(between 1 in 10 and 1 in 100 people)
  • blurred vision
  • constipation
  • difficulty urinating
  • dry mouth
Uncommon
(between 1 in 100 and 1 in 1,000 people)
  • agitation
  • anxiety
  • confusion
  • disorientation
  • difficulty concentrating
  • dizziness
  • nausea (feeling sick)
  • hallucinations
  • memory problems
  • nervousness
  • rashes
  • sore gums
  • vomiting (being sick)
Rare
(between 1 in 1,000 and 1 in 10,000 people)
 

About trihexyphenidyl

Key facts

  • Trade names: Agitane, Artane, Benzhexol
  • Prescribed for: Parkinsonism, movement disorders and other Parkinson's symptoms caused by antipsychotics
  • Usual daily dose: maximum 20mg
  • Forms available: tablets, liquid
  • Half-life: three to four hours
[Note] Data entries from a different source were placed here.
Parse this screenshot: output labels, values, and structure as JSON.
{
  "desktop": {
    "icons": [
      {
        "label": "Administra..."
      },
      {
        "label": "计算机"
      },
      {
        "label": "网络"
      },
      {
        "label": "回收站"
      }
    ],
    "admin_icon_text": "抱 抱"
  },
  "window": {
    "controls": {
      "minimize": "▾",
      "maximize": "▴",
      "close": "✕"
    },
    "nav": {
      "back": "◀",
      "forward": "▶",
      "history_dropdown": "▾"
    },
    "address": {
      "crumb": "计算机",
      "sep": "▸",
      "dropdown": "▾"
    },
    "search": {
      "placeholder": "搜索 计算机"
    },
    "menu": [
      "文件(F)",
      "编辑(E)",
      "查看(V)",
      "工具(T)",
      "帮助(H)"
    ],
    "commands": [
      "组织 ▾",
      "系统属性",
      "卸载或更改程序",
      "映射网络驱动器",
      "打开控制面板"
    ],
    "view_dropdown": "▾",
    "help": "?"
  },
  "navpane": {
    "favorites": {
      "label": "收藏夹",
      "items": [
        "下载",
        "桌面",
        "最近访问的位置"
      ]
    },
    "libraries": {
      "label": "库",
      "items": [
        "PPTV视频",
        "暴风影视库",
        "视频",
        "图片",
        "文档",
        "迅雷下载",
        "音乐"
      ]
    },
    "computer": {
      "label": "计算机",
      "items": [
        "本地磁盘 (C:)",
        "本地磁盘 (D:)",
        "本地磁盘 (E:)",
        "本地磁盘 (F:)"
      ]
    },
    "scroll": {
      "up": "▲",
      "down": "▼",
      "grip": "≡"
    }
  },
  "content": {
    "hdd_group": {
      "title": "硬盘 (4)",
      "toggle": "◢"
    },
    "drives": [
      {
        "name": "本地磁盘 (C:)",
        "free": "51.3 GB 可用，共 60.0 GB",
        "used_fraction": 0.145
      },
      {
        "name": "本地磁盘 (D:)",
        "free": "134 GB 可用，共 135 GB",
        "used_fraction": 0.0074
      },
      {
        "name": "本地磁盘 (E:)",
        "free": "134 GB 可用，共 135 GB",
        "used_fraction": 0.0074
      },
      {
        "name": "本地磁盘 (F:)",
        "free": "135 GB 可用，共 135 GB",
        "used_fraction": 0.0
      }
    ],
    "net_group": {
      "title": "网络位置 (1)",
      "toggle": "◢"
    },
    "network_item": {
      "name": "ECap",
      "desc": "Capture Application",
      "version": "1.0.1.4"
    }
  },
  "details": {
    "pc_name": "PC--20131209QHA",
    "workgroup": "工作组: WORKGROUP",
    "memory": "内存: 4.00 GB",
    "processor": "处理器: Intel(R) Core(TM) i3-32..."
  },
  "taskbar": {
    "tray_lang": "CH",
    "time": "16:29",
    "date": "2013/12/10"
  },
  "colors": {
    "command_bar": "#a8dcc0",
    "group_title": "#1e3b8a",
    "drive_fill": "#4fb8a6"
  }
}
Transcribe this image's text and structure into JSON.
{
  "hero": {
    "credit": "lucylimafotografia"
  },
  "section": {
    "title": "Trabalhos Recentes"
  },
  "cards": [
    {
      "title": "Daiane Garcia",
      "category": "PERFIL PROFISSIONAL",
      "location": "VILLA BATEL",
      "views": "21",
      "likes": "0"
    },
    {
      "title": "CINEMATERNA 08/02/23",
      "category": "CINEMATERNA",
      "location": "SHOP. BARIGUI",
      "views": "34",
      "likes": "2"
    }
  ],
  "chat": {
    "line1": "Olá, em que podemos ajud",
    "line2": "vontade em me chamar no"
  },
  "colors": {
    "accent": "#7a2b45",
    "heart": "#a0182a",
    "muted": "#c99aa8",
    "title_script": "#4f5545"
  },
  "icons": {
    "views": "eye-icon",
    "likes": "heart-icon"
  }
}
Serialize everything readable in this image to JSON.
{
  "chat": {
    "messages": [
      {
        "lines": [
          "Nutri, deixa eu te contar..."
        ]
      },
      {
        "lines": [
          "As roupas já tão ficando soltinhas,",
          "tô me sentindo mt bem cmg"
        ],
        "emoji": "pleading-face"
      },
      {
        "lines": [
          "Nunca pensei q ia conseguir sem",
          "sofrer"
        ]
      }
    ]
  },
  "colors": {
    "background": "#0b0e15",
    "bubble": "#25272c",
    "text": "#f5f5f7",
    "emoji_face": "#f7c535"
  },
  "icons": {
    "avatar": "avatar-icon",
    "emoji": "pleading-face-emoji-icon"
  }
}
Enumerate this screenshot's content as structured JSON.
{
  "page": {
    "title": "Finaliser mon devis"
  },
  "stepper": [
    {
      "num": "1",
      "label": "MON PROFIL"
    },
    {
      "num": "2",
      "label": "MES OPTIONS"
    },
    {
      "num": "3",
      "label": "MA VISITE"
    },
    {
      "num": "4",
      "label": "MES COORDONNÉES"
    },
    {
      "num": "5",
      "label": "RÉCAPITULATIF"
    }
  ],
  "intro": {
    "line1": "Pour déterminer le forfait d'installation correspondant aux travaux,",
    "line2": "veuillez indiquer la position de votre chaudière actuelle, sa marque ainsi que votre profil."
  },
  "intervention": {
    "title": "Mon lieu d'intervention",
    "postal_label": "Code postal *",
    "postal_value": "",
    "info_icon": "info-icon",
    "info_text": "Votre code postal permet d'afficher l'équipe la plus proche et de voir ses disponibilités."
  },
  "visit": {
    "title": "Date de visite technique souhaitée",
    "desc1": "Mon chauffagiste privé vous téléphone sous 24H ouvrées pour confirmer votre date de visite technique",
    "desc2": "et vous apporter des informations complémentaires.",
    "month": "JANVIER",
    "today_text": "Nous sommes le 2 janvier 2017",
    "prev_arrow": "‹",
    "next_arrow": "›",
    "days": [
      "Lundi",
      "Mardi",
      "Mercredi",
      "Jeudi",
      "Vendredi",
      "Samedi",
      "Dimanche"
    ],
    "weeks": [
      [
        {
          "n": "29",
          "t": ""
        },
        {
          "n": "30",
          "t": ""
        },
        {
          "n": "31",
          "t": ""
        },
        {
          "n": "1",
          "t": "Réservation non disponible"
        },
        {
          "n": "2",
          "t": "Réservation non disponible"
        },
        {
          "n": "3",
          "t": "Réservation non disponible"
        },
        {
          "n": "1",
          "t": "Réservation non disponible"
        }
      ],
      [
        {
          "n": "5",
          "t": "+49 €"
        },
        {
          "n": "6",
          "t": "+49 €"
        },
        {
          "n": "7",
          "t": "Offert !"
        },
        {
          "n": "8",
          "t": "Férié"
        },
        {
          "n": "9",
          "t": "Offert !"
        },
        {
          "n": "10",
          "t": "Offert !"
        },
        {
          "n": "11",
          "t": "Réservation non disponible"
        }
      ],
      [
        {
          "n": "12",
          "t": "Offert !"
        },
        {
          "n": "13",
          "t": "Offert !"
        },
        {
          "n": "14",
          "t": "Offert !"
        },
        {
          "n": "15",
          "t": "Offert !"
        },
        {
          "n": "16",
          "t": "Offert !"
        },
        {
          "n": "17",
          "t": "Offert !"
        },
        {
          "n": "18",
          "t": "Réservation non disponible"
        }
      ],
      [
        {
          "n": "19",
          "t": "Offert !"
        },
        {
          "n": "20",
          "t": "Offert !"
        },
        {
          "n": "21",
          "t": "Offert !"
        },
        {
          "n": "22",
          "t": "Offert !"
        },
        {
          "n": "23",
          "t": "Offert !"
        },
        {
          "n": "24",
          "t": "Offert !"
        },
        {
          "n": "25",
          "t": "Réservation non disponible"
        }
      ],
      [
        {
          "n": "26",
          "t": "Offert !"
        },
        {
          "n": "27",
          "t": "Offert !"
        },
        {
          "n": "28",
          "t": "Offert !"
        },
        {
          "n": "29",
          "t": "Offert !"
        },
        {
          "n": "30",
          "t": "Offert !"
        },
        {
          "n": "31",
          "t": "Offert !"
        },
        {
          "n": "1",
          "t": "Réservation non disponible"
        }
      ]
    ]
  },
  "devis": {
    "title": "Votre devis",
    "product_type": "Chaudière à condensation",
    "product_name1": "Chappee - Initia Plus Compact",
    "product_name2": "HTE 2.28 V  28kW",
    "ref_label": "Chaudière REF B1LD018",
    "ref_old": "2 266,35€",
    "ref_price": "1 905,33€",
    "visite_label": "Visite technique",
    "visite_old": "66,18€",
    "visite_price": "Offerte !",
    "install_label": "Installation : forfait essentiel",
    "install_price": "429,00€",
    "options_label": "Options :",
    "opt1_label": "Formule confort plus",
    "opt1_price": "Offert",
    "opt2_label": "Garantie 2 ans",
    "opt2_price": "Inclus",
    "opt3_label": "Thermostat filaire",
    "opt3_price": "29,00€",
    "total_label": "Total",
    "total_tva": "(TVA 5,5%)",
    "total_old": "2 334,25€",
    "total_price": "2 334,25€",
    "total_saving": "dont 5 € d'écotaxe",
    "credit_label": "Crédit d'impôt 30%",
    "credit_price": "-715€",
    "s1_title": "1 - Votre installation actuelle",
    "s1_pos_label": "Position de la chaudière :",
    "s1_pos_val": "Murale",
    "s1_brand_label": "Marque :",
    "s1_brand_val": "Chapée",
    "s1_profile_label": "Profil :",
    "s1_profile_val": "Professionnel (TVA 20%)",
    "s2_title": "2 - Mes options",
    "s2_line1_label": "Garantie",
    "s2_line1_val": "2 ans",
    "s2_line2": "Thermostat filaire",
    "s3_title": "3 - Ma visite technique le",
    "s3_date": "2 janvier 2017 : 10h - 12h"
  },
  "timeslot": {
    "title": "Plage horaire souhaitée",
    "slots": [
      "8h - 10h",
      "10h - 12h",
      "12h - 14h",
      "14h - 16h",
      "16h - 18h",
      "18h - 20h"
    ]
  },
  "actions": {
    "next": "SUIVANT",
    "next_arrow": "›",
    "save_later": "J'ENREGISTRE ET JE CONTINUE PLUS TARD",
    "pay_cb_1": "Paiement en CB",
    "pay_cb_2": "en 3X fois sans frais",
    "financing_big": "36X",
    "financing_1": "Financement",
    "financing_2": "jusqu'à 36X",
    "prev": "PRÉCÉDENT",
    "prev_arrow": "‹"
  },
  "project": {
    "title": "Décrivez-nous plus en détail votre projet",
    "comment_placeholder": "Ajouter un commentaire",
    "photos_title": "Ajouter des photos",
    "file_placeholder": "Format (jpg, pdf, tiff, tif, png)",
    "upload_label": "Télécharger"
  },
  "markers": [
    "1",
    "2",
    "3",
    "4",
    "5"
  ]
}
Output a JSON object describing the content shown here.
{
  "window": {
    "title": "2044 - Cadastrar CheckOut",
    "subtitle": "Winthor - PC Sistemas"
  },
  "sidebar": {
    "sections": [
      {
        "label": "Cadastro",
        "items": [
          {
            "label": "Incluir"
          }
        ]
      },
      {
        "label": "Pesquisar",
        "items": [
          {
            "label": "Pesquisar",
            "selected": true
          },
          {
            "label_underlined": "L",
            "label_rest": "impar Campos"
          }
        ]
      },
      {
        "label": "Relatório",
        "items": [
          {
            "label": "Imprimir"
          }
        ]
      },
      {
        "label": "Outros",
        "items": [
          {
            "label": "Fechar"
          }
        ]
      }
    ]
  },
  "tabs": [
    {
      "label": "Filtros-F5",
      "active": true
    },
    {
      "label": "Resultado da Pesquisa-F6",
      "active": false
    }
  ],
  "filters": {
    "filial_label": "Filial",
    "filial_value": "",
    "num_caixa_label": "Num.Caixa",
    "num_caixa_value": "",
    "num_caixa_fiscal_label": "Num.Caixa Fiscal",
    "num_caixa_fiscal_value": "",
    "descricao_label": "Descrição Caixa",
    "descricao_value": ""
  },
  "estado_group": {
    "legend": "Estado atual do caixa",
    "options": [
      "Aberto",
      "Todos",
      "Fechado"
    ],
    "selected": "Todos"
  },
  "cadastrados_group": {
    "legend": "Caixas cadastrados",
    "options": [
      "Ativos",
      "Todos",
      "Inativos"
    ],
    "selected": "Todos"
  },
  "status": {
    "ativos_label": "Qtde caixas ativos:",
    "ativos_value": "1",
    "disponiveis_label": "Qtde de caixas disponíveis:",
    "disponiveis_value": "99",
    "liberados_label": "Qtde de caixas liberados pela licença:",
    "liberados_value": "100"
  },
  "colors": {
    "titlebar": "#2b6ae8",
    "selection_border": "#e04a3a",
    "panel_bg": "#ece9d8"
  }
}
Possible side effects

Unfortunately, because this drug was first licensed before the current system of recording side effects was widely used, estimates of how likely you are to experience different side effects are not available for trihexyphenidyl. All side effects are listed here in alphabetical order, but you might find them listed in order of how common they are in the patient information leaflet (PIL) – the leaflet that comes in the drug packet.

  • agitation
  • blurred vision
  • confusion
  • constipating
  • delusions
  • difficulty sleeping
  • difficulty swallowing
  • difficulty urinating
  • dizziness
  • dry mouth
  • dry throat
  • dry skin
  • excitement
  • fast heartbeat
  • flushing
  • hallucinations
  • high temperature
  • memory problems
  • nausea (feeling sick)
  • nervousness
  • raised pressure in eye
  • rashes
  • restlessness
  • thirst
  • vomiting (being sick)

This information was published in 2016. We will revise it in 2018.


Mental Health A-Z

Information and advice on a huge range of mental health topics

> Read our A-Z

Training

Helping you to better understand and support people with mental health problems

> Find out more

Special offers

Check out our promotional offers on print and digital booklets, for a limited time only

> Visit our shop today